◆ WORK REQUIRED
Please state how many lines of the data contain "title". The number by itself is enough.

◆ RECORDS PROVIDED
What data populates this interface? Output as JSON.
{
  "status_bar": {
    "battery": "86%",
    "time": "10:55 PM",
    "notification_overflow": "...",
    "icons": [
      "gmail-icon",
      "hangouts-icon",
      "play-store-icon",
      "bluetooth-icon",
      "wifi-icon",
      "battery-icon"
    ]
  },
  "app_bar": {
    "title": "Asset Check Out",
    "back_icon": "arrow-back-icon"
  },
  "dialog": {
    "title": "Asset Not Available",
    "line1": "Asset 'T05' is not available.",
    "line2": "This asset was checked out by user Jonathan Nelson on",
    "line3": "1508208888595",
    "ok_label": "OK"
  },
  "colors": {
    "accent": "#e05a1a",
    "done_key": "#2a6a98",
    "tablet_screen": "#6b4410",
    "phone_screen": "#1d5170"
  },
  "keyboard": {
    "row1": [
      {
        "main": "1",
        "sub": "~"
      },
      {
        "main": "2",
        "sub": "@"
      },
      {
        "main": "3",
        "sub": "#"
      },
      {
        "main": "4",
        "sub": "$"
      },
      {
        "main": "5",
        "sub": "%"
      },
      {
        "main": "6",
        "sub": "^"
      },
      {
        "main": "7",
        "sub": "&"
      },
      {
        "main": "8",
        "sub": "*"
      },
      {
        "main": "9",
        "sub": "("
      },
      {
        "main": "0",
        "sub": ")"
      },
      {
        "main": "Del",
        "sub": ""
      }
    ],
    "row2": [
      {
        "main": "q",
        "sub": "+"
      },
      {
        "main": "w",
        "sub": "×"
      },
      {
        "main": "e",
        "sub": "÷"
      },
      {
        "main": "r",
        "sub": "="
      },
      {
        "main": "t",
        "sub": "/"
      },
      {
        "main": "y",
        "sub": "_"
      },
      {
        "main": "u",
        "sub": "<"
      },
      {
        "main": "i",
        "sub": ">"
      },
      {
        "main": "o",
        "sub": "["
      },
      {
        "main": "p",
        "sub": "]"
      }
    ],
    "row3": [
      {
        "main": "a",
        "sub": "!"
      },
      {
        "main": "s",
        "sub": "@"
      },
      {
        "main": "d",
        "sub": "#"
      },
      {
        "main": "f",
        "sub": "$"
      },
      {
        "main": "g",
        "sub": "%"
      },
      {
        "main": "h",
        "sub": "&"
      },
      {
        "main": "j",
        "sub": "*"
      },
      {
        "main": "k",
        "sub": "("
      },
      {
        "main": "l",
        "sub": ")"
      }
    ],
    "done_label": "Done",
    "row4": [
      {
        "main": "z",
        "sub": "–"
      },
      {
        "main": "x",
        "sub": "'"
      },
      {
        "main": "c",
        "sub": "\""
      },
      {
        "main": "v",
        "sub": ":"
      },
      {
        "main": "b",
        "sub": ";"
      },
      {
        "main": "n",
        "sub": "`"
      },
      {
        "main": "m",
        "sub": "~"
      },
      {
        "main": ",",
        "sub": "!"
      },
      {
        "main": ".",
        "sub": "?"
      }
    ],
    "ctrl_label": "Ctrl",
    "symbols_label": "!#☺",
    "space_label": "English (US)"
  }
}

◆ TASK OUTPUT
2